- Whether the accommodation sought is a particularly desirable benefit that is likely to be sought for nonreligious reasons;
- Whether the timing of the request renders it suspect (for example: it follows an earlier request by the employee for the same benefit for secular reasons); and
- Whether the employer otherwise has reason to believe the accommodation is not sought for religious reasons.
No one factor is determinative and requests should be evaluated on a case-by-case basis.
When would a requested accommodation constitute an undue hardship?
Under Title VII, an employer may deny a request for an accommodation when the accommodation would pose an “undue hardship” on the employer. Accordingly, before denying a request for a religious accommodation, the employer should assess whether the employer can reasonably grant an accommodation such as remote work or reassignment. The guidance includes a list of possible accommodations that an employer may want to consider for employees requesting a religious accommodation to the COVID-19 vaccination requirement.
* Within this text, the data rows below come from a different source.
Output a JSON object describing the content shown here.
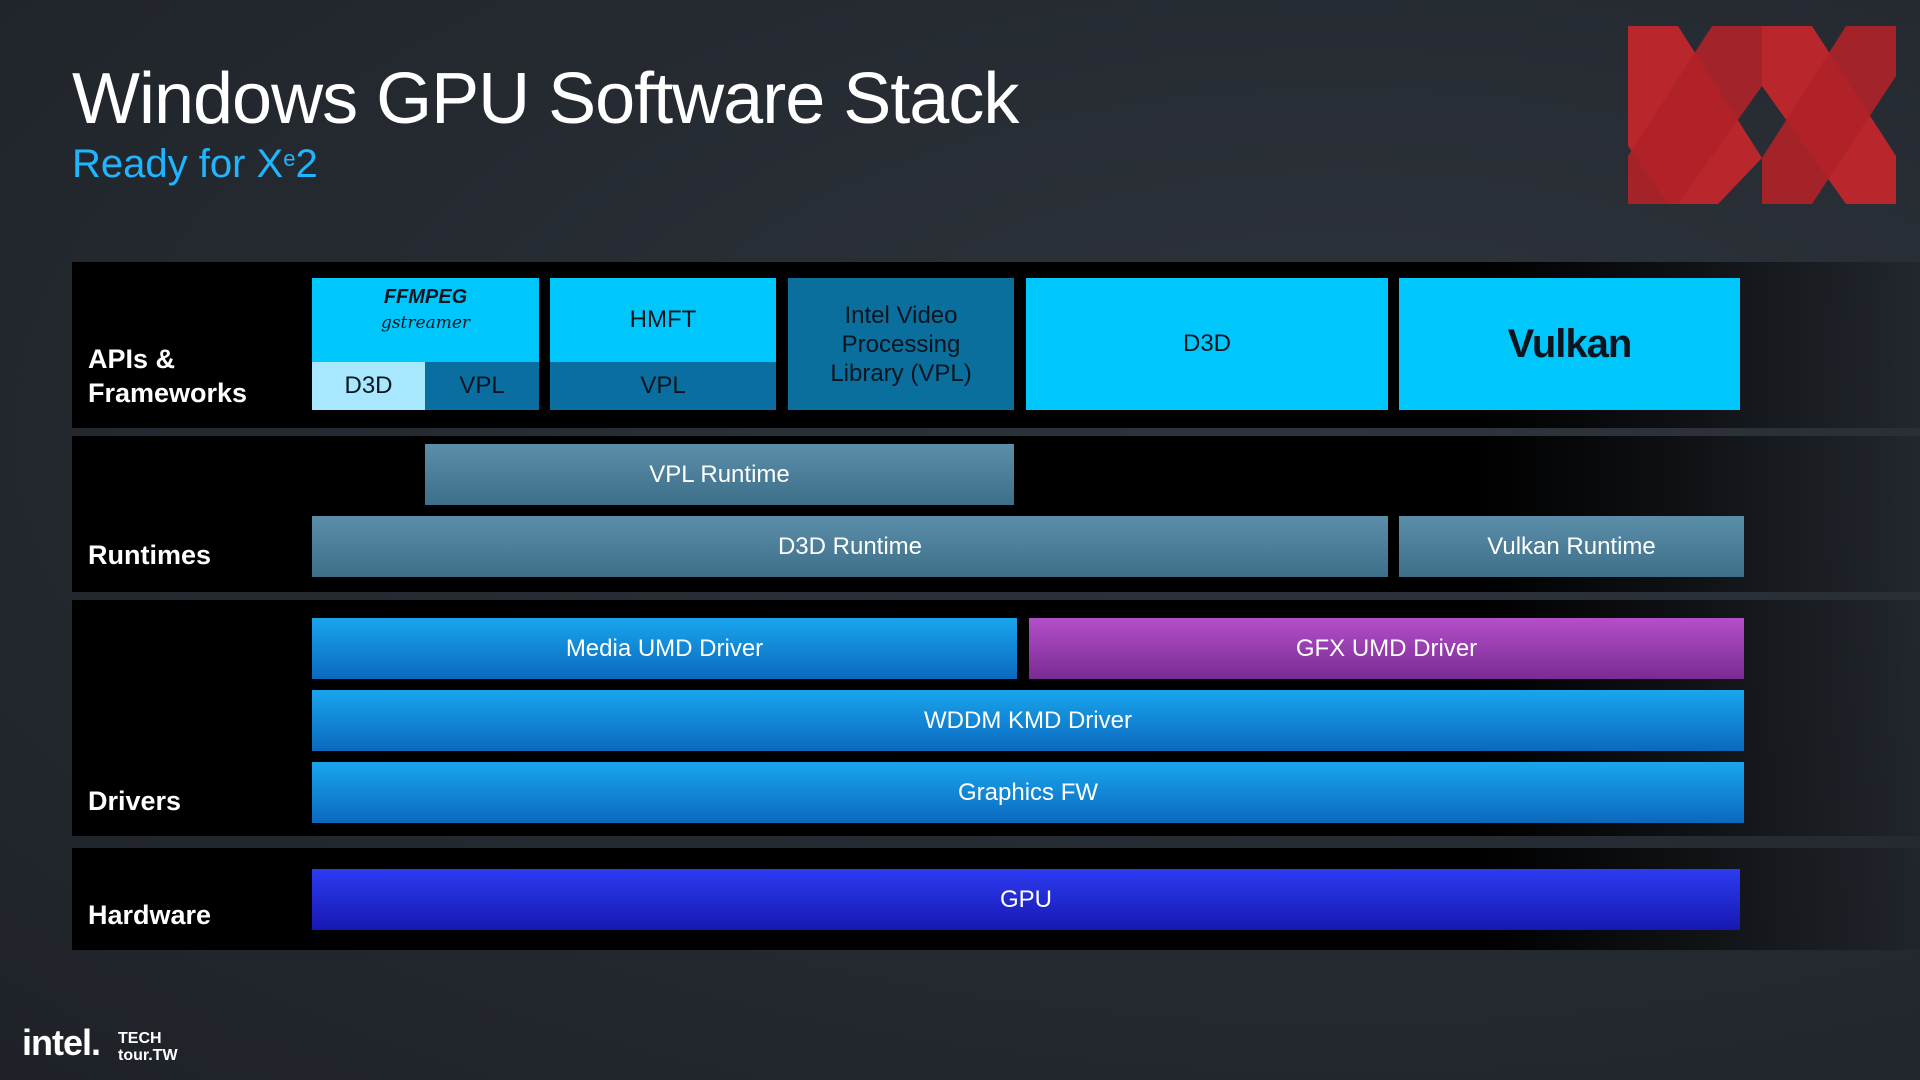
{
  "header": {
    "title": "Windows GPU Software Stack",
    "subtitle_prefix": "Ready for X",
    "subtitle_sup": "e",
    "subtitle_suffix": "2"
  },
  "rows": {
    "apis_label": "APIs & Frameworks",
    "runtimes_label": "Runtimes",
    "drivers_label": "Drivers",
    "hardware_label": "Hardware"
  },
  "apis": {
    "ffmpeg_logo_text": "FFMPEG",
    "gstreamer_logo_text": "gstreamer",
    "ffmpeg_d3d": "D3D",
    "ffmpeg_vpl": "VPL",
    "hmft": "HMFT",
    "hmft_vpl": "VPL",
    "intel_vpl": "Intel Video Processing Library (VPL)",
    "d3d": "D3D",
    "vulkan_logo_text": "Vulkan"
  },
  "runtimes": {
    "vpl_runtime": "VPL Runtime",
    "d3d_runtime": "D3D Runtime",
    "vulkan_runtime": "Vulkan Runtime"
  },
  "drivers": {
    "media_umd": "Media UMD Driver",
    "gfx_umd": "GFX UMD Driver",
    "wddm_kmd": "WDDM KMD Driver",
    "graphics_fw": "Graphics FW"
  },
  "hardware": {
    "gpu": "GPU"
  },
  "footer": {
    "intel": "intel.",
    "tech": "TECH",
    "tour": "tour.TW"
  },
  "colors": {
    "accent_cyan": "#00c7fb",
    "subtitle_blue": "#1fb6ff",
    "gfx_purple": "#9b3db3",
    "gpu_blue": "#1f28d8",
    "logo_red": "#c1272d"
  }
}
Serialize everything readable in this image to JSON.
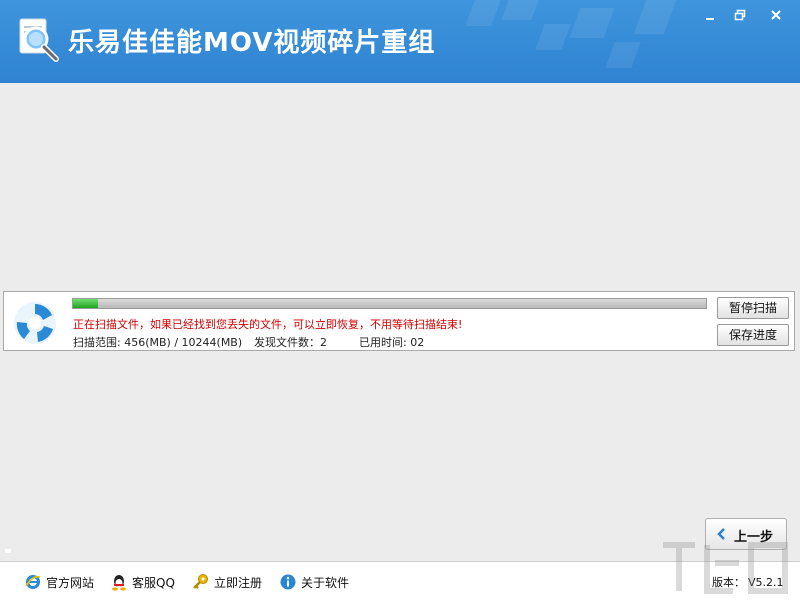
{
  "app": {
    "title": "乐易佳佳能MOV视频碎片重组",
    "accent_color": "#3a8fd9"
  },
  "window_controls": {
    "minimize_icon": "minimize-icon",
    "restore_icon": "restore-icon",
    "close_icon": "close-icon"
  },
  "scan": {
    "progress_fraction": 0.04,
    "message": "正在扫描文件，如果已经找到您丢失的文件，可以立即恢复，不用等待扫描结束!",
    "range_label": "扫描范围:",
    "range_value": "456(MB) / 10244(MB)",
    "found_label": "发现文件数：",
    "found_value": "2",
    "time_label": "已用时间:",
    "time_value": "02",
    "pause_button": "暂停扫描",
    "save_button": "保存进度",
    "message_color": "#d00000"
  },
  "nav": {
    "back_button": "上一步"
  },
  "footer": {
    "links": [
      {
        "label": "官方网站",
        "icon": "ie-icon"
      },
      {
        "label": "客服QQ",
        "icon": "qq-icon"
      },
      {
        "label": "立即注册",
        "icon": "key-icon"
      },
      {
        "label": "关于软件",
        "icon": "info-icon"
      }
    ],
    "version_label": "版本：",
    "version_value": "V5.2.1"
  }
}
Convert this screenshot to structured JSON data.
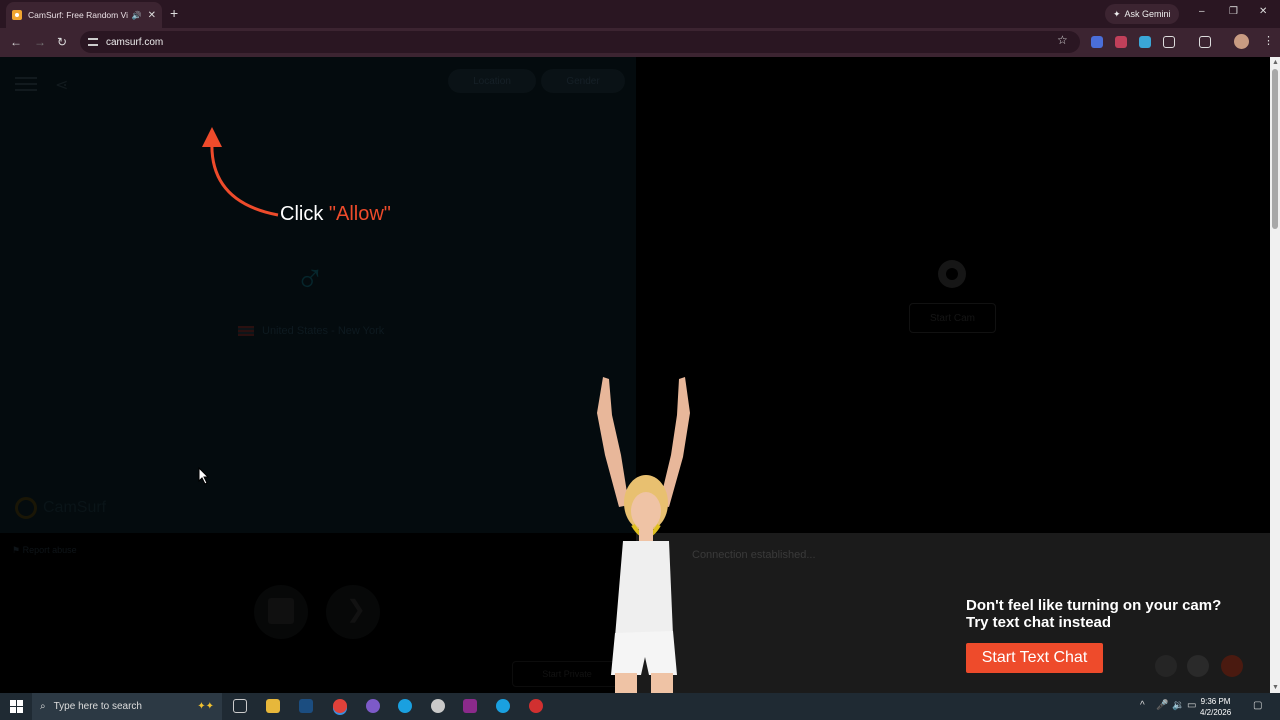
{
  "browser": {
    "tab": {
      "title": "CamSurf: Free Random Vide",
      "sound_icon": "speaker-icon",
      "close": "✕"
    },
    "new_tab": "+",
    "gemini_label": "Ask Gemini",
    "url": "camsurf.com",
    "window_controls": [
      "–",
      "❐",
      "✕"
    ]
  },
  "page": {
    "filters": {
      "location": "Location",
      "gender": "Gender"
    },
    "location_text": "United States - New York",
    "logo_text": "CamSurf",
    "report_label": "Report abuse",
    "instruction": {
      "click": "Click",
      "allow": "\"Allow\""
    },
    "start_cam": "Start Cam",
    "connection_status": "Connection established...",
    "sound_button": "Start Private",
    "promo": {
      "line1": "Don't feel like turning on your cam?",
      "line2": "Try text chat instead",
      "button": "Start Text Chat"
    },
    "accent": "#ee4b2b"
  },
  "taskbar": {
    "search_placeholder": "Type here to search",
    "time": "9:36 PM",
    "date": "4/2/2026"
  }
}
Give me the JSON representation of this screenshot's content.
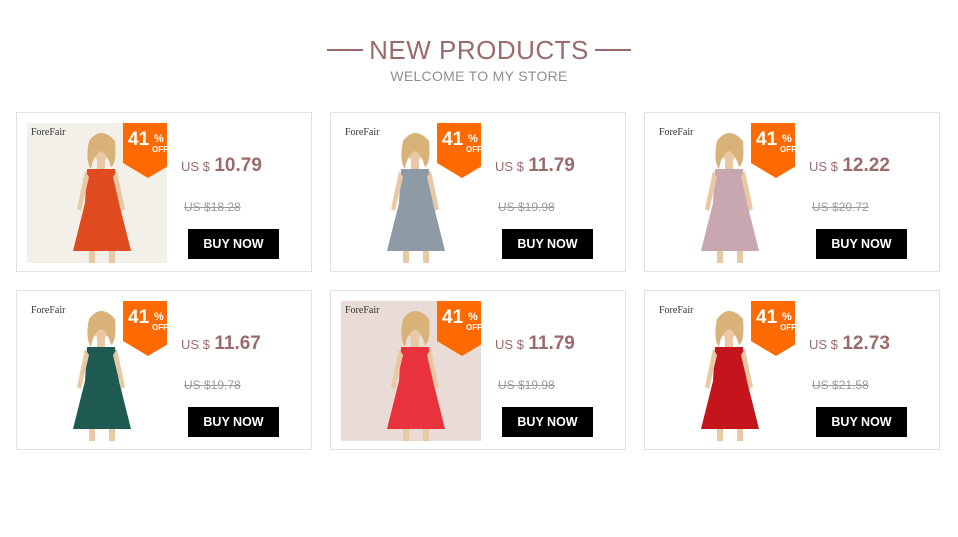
{
  "header": {
    "title": "NEW PRODUCTS",
    "subtitle": "WELCOME TO MY STORE"
  },
  "colors": {
    "accent": "#9b6b6b",
    "badge": "#ff6a00",
    "button": "#000000"
  },
  "products": [
    {
      "brand": "ForeFair",
      "discount": "41",
      "pct": "%",
      "off": "OFF",
      "currency": "US $",
      "price": "10.79",
      "old_price": "US $18.28",
      "button": "BUY NOW",
      "dress_color": "#e04a1f",
      "bg": "#f3efe9",
      "icon": "dress-photo"
    },
    {
      "brand": "ForeFair",
      "discount": "41",
      "pct": "%",
      "off": "OFF",
      "currency": "US $",
      "price": "11.79",
      "old_price": "US $19.98",
      "button": "BUY NOW",
      "dress_color": "#8e9aa6",
      "bg": "#ffffff",
      "icon": "dress-photo"
    },
    {
      "brand": "ForeFair",
      "discount": "41",
      "pct": "%",
      "off": "OFF",
      "currency": "US $",
      "price": "12.22",
      "old_price": "US $20.72",
      "button": "BUY NOW",
      "dress_color": "#c9a7b0",
      "bg": "#ffffff",
      "icon": "dress-photo"
    },
    {
      "brand": "ForeFair",
      "discount": "41",
      "pct": "%",
      "off": "OFF",
      "currency": "US $",
      "price": "11.67",
      "old_price": "US $19.78",
      "button": "BUY NOW",
      "dress_color": "#1f5a52",
      "bg": "#ffffff",
      "icon": "dress-photo"
    },
    {
      "brand": "ForeFair",
      "discount": "41",
      "pct": "%",
      "off": "OFF",
      "currency": "US $",
      "price": "11.79",
      "old_price": "US $19.98",
      "button": "BUY NOW",
      "dress_color": "#e8333c",
      "bg": "#e9dcd6",
      "icon": "dress-photo"
    },
    {
      "brand": "ForeFair",
      "discount": "41",
      "pct": "%",
      "off": "OFF",
      "currency": "US $",
      "price": "12.73",
      "old_price": "US $21.58",
      "button": "BUY NOW",
      "dress_color": "#c4141c",
      "bg": "#ffffff",
      "icon": "dress-photo"
    }
  ]
}
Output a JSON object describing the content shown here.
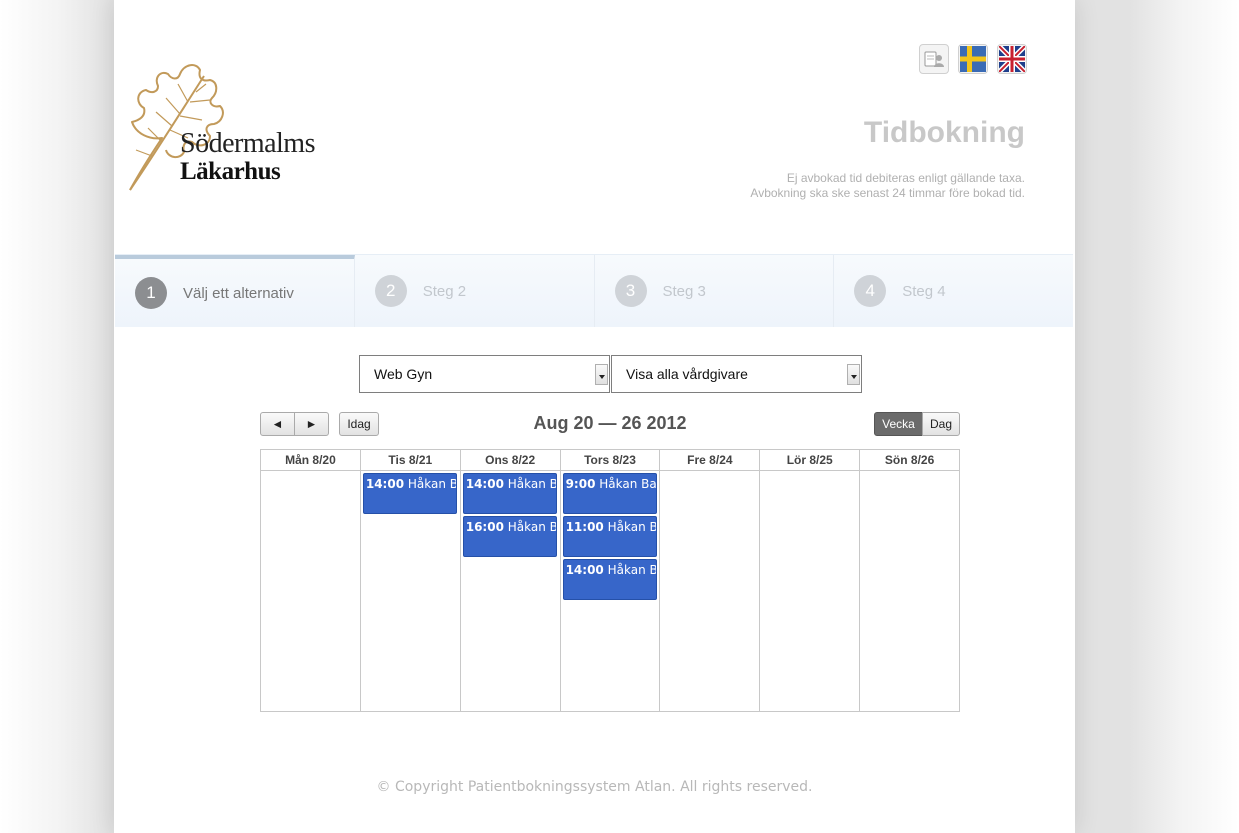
{
  "brand": {
    "line1": "Södermalms",
    "line2": "Läkarhus"
  },
  "top_icons": [
    "contact-card-icon",
    "swedish-flag-icon",
    "uk-flag-icon"
  ],
  "page_title": "Tidbokning",
  "notice": {
    "line1": "Ej avbokad tid debiteras enligt gällande taxa.",
    "line2": "Avbokning ska ske senast 24 timmar före bokad tid."
  },
  "steps": [
    {
      "num": "1",
      "label": "Välj ett alternativ",
      "active": true
    },
    {
      "num": "2",
      "label": "Steg 2",
      "active": false
    },
    {
      "num": "3",
      "label": "Steg 3",
      "active": false
    },
    {
      "num": "4",
      "label": "Steg 4",
      "active": false
    }
  ],
  "filters": {
    "service": "Web Gyn",
    "provider": "Visa alla vårdgivare"
  },
  "calendar": {
    "prev": "◄",
    "next": "►",
    "today_label": "Idag",
    "title": "Aug 20 — 26 2012",
    "view_week": "Vecka",
    "view_day": "Dag",
    "days": [
      {
        "label": "Mån 8/20",
        "events": []
      },
      {
        "label": "Tis 8/21",
        "events": [
          {
            "time": "14:00",
            "name": "Håkan Baehrendtz"
          }
        ]
      },
      {
        "label": "Ons 8/22",
        "events": [
          {
            "time": "14:00",
            "name": "Håkan Baehrendtz"
          },
          {
            "time": "16:00",
            "name": "Håkan Baehrendtz"
          }
        ]
      },
      {
        "label": "Tors 8/23",
        "events": [
          {
            "time": "9:00",
            "name": "Håkan Baehrendtz"
          },
          {
            "time": "11:00",
            "name": "Håkan Baehrendtz"
          },
          {
            "time": "14:00",
            "name": "Håkan Baehrendtz"
          }
        ]
      },
      {
        "label": "Fre 8/24",
        "events": []
      },
      {
        "label": "Lör 8/25",
        "events": []
      },
      {
        "label": "Sön 8/26",
        "events": []
      }
    ]
  },
  "footer": "© Copyright Patientbokningssystem Atlan. All rights reserved.",
  "colors": {
    "event_bg": "#3766c9",
    "active_view": "#6b6b6b",
    "title_gray": "#c8c8c8",
    "logo_leaf": "#c29a5a"
  }
}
However, an accommodation that would require an employer to bear more than a minimal cost is an “undue hardship.” The guidance expressly states with regards to employees who are unvaccinated against COVID-19, that a cost to consider would include the risk of the spread of COVID-19 to other employees or to the public. Other cost factors include:
- Whether the accommodation would burden the conduct of the employer’s business;
- Whether the accommodation would violate federal law;
- Whether the accommodation would impair workplace safety;
- Whether the accommodation would diminish efficiency in other jobs; or
- Whether the accommodation would cause coworkers to carry the accommodated employee’s share of potentially hazardous or burdensome work.
The guidance further states certain considerations that are relevant during the COVID-19 pandemic when an employee is requesting a religious accommodation to the COVID-19 vaccination requirement. These include:
- Whether the employee works outdoors or indoors;
- Whether the employee works in a solitary or group work setting;
- Whether the employee has close contact with other employees or members of the public (especially medically vulnerable individuals); or
- Whether many employees are seeking a similar accommodation (i.e., the cumulative cost or burden on the employer).
The guidance clearly states that the employer does not have to grant all requests for a religious accommodation to the COVID-19 vaccination requirement merely because it grants one request. Whether the religious belief is sincerely held and whether the accommodation would pose an undue hardship should be analyzed on a case-by-case basis. The guidance also states that an employer who grants a request for an accommodation may later re-evaluate the request based on a change in circumstances.
For any questions, please contact Brittany Frank, any attorney in Bond’s Labor and Employment practice or the Bond attorney with whom you are regularly in contact.